*PROBLEM TO WORK ON:* Return each record word for word and omit the pictures.

*ENTRIES SHOWN:*
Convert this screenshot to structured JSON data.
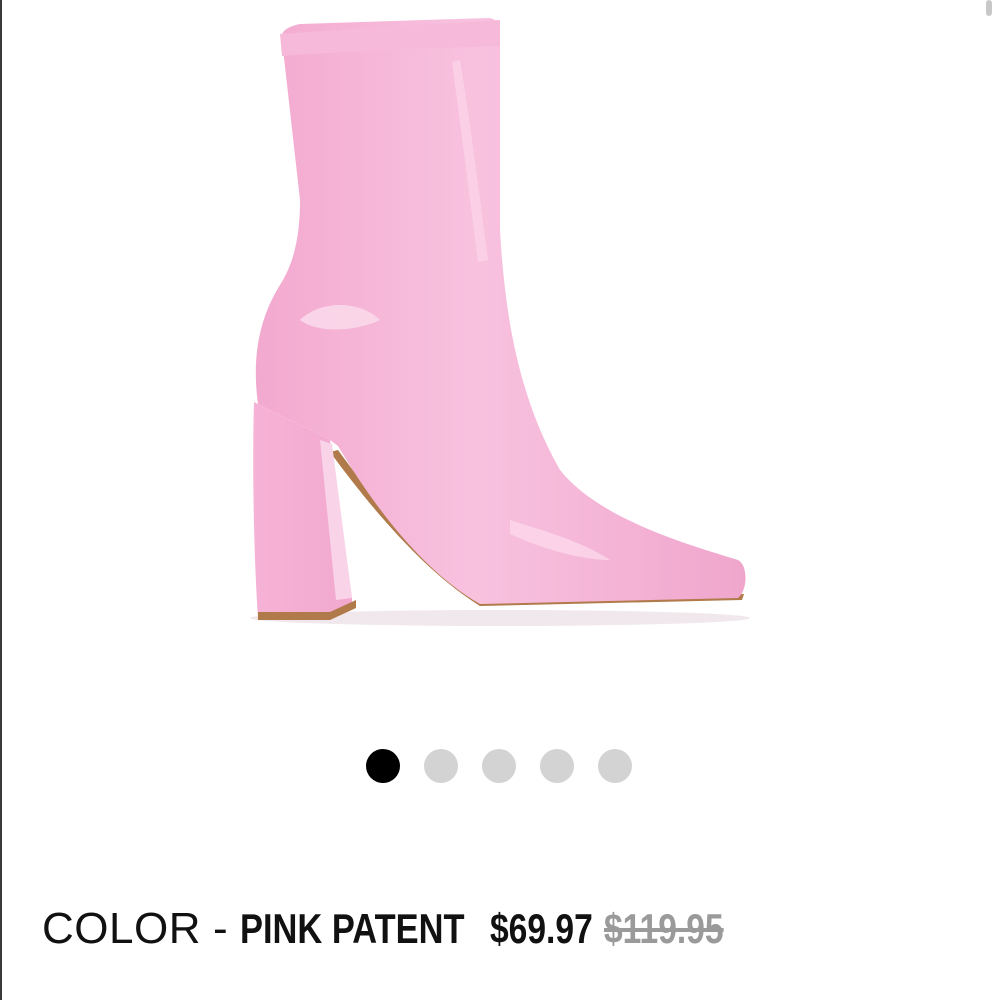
{
  "product": {
    "image_alt": "Pink patent block-heel ankle boot",
    "color_label": "COLOR",
    "color_separator": "-",
    "color_value": "PINK PATENT",
    "sale_price": "$69.97",
    "original_price": "$119.95"
  },
  "gallery": {
    "total_images": 5,
    "active_index": 0
  },
  "colors": {
    "boot": "#f6b8d8",
    "sole": "#b07a4a",
    "dot_active": "#000000",
    "dot_inactive": "#d3d3d3",
    "strike_price": "#9a9a9a"
  }
}
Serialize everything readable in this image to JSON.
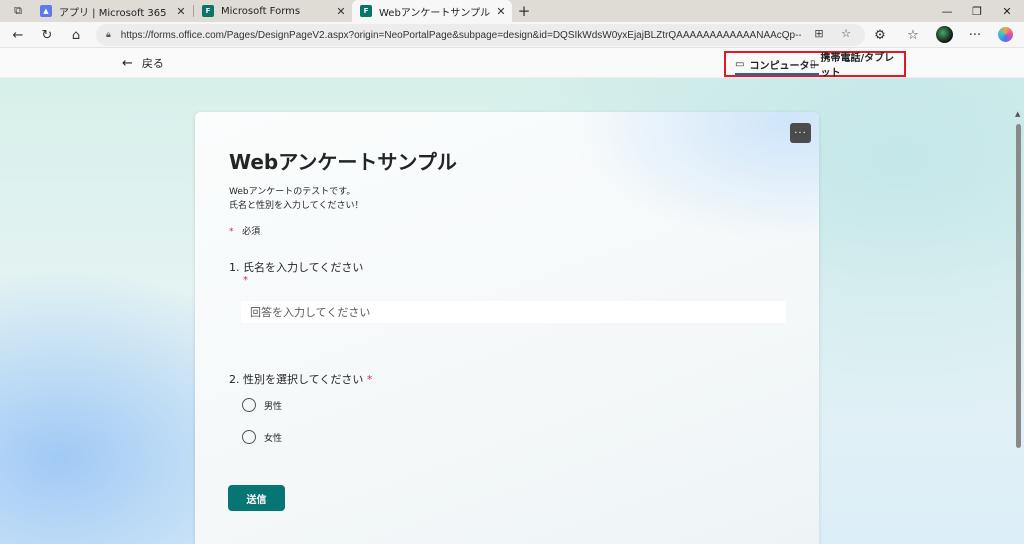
{
  "browser": {
    "tabs": [
      {
        "title": "アプリ | Microsoft 365",
        "favicon": "m365-icon",
        "color": "#5b7be8"
      },
      {
        "title": "Microsoft Forms",
        "favicon": "forms-icon",
        "color": "#077568"
      },
      {
        "title": "Webアンケートサンプル (プレビュー)",
        "favicon": "forms-icon",
        "color": "#077568"
      }
    ],
    "new_tab_glyph": "+",
    "window": {
      "minimize": "—",
      "restore": "❐",
      "close": "✕"
    },
    "url": "https://forms.office.com/Pages/DesignPageV2.aspx?origin=NeoPortalPage&subpage=design&id=DQSIkWdsW0yxEjajBLZtrQAAAAAAAAAAAANAAcQp--xUNEZB..."
  },
  "header": {
    "back_label": "戻る",
    "view_desktop": "コンピューター",
    "view_mobile": "携帯電話/タブレット",
    "highlight_color": "#e01b24"
  },
  "form": {
    "title": "Webアンケートサンプル",
    "description_line1": "Webアンケートのテストです。",
    "description_line2": "氏名と性別を入力してください！",
    "required_note": "必須",
    "required_star": "*",
    "more_glyph": "···",
    "q1": {
      "label": "1. 氏名を入力してください",
      "placeholder": "回答を入力してください"
    },
    "q2": {
      "label": "2. 性別を選択してください",
      "options": [
        "男性",
        "女性"
      ]
    },
    "submit_label": "送信",
    "accent_color": "#087575"
  }
}
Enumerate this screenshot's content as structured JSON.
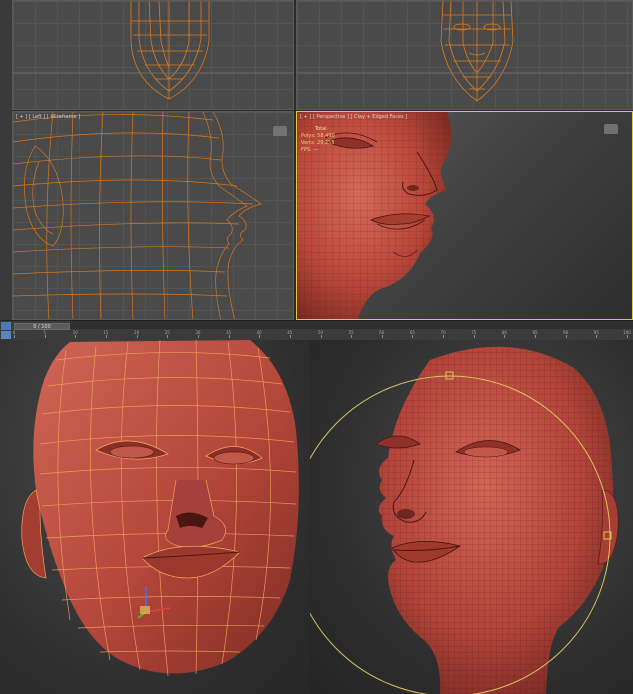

*ANSWER SPACE:*
Convert this screenshot to structured JSON data.
{
  "product": {
    "image_alt": "Pink patent block-heel ankle boot",
    "color_label": "COLOR",
    "color_separator": "-",
    "color_value": "PINK PATENT",
    "sale_price": "$69.97",
    "original_price": "$119.95"
  },
  "gallery": {
    "total_images": 5,
    "active_index": 0
  },
  "colors": {
    "boot": "#f6b8d8",
    "sole": "#b07a4a",
    "dot_active": "#000000",
    "dot_inactive": "#d3d3d3",
    "strike_price": "#9a9a9a"
  }
}
Serialize everything readable in this image to JSON.
{
  "browser": {
    "tabs": [
      {
        "title": "アプリ | Microsoft 365",
        "favicon": "m365-icon",
        "color": "#5b7be8"
      },
      {
        "title": "Microsoft Forms",
        "favicon": "forms-icon",
        "color": "#077568"
      },
      {
        "title": "Webアンケートサンプル (プレビュー)",
        "favicon": "forms-icon",
        "color": "#077568"
      }
    ],
    "new_tab_glyph": "+",
    "window": {
      "minimize": "—",
      "restore": "❐",
      "close": "✕"
    },
    "url": "https://forms.office.com/Pages/DesignPageV2.aspx?origin=NeoPortalPage&subpage=design&id=DQSIkWdsW0yxEjajBLZtrQAAAAAAAAAAAANAAcQp--xUNEZB..."
  },
  "header": {
    "back_label": "戻る",
    "view_desktop": "コンピューター",
    "view_mobile": "携帯電話/タブレット",
    "highlight_color": "#e01b24"
  },
  "form": {
    "title": "Webアンケートサンプル",
    "description_line1": "Webアンケートのテストです。",
    "description_line2": "氏名と性別を入力してください！",
    "required_note": "必須",
    "required_star": "*",
    "more_glyph": "···",
    "q1": {
      "label": "1. 氏名を入力してください",
      "placeholder": "回答を入力してください"
    },
    "q2": {
      "label": "2. 性別を選択してください",
      "options": [
        "男性",
        "女性"
      ]
    },
    "submit_label": "送信",
    "accent_color": "#087575"
  }
}
Enumerate this screenshot's content as structured JSON.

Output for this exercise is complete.